The Frontlines of Youth Ministry

Excerpted From 

Youth Ministry as Mission

By Brian Hull and Patrick Mays

The Frontlines of Youth Ministry

Have you ever had two friends who have common interests but have never met each other? When you hang out with one friend, he or she sounds a lot like your other friend. For whatever reason, they have never met, but you feel like the world would be a better place if they just got together and talked. 

We would like to introduce youth ministry and missiology to each other, so they can start having that conversation. In this book, we are going to familiarize our youth worker friends with some of the literature and ideas in missiology that we believe will help make a better youth leader by providing tools to analyze the current context. 

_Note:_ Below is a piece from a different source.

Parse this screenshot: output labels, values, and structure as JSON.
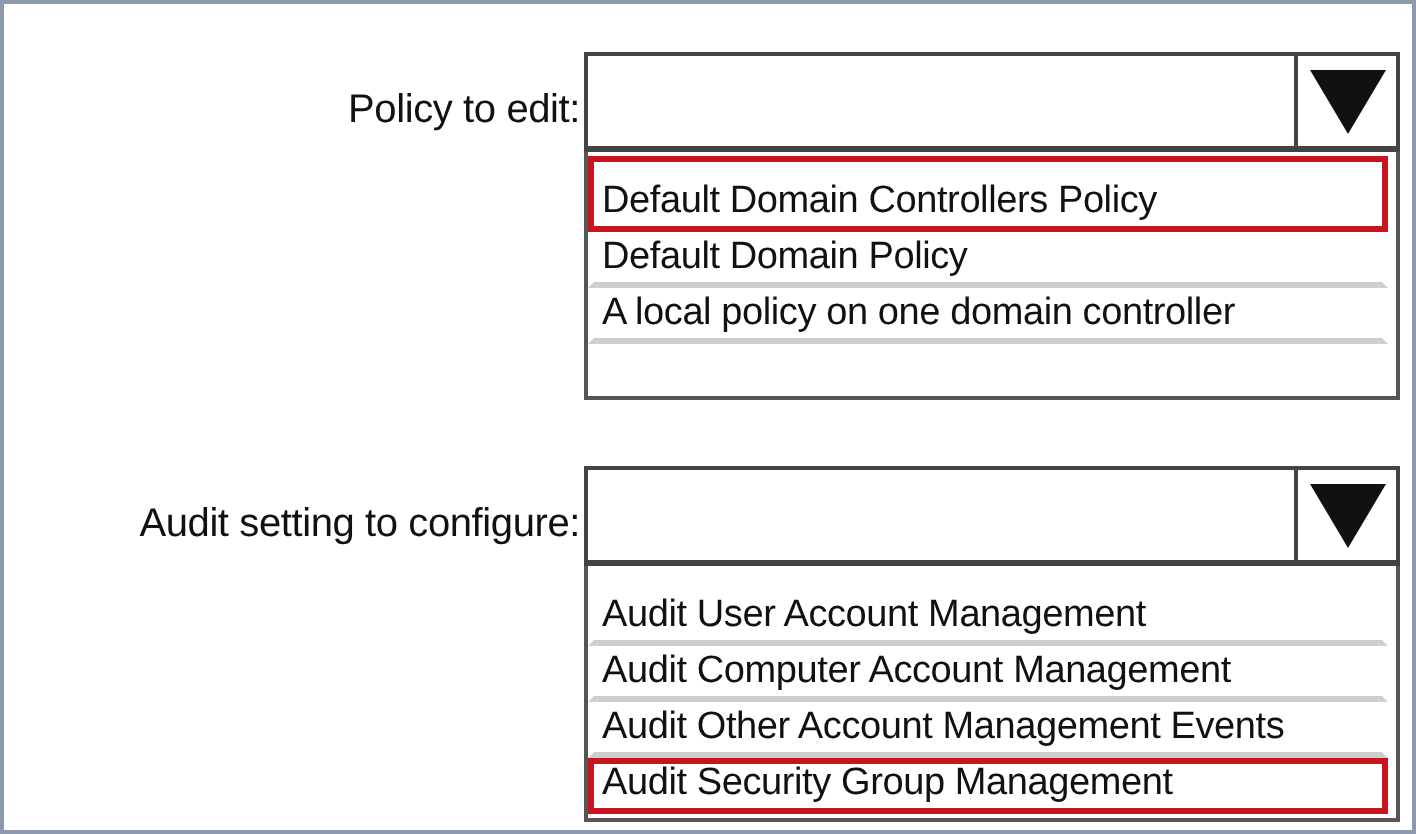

As youth ministers, we are on the frontlines of the American religious milieu that often makes youth ministry frustrating. The National Study of Youth and Religion (NSYR), led by Christian Smith and first introduced in the book, Soul Searching: The Religious and Spiritual Lives of American Teenagers, helped the church name what was happening to the faith of most young people: Moralistic Therapeutic Deism (MTD). The NSYR revealed many adolescents in Christian churches have a “misbegotten” faith that is only “tenuously” Christian. 

Kenda Creasy Dean, who was a member of the original NSYR research team, was charged with the task of giving a pastoral response to the findings of the study. She addresses MTD in her book, Almost Christian, saying that MTD is not “durable” or robust enough to last into adulthood. She invites the church to take this issue seriously by recognizing that youth ministry needs a different approach. She suggests an effective response involves the whole congregation engaging youth in a missionary way. She heartily draws on the work of missiologists Lamin Sanneh and Andrew Walls to indicate that mission is translation work, whether that translation occurs in a new geographic location or within an emerging generation. 

This book aims to develop further the mission principles of gospel transmission to younger generations in more practical and theological ways by connecting to missiology. We believe that youth ministry is mission work. Youth ministry is going to new lands, crossing cultural divides, living with a new people, learning a new language, translating stories and concepts, and transforming lives through sharing the good news of Jesus Christ. Whether you are a youth pastor, or you are a student studying youth ministry, or you are the person that said “yes” to leading a youth Bible study, or you are the youth coordinator because the church board “suggested” it was your turn, then you have this sense of the cultural gap between you and the youth you love.

The task of missiology is to study the history and work of mission and learn from it. We believe that the Christian faith is missionary. It joins God’s mission to reach out to the world so that God can be known (in the fullest form of knowing). We believe that good youth leaders— youth leaders who care—learn about the culture of the people they care about. This is mission work.

Excerpted from Youth Ministry as Mission: A Conversation About Theology and Culture © Copyright 2022 by Michael Matthew Mauriello. Published by Kregel Publications, Grand Rapids, MI. Used by permission of the publisher. All rights reserved.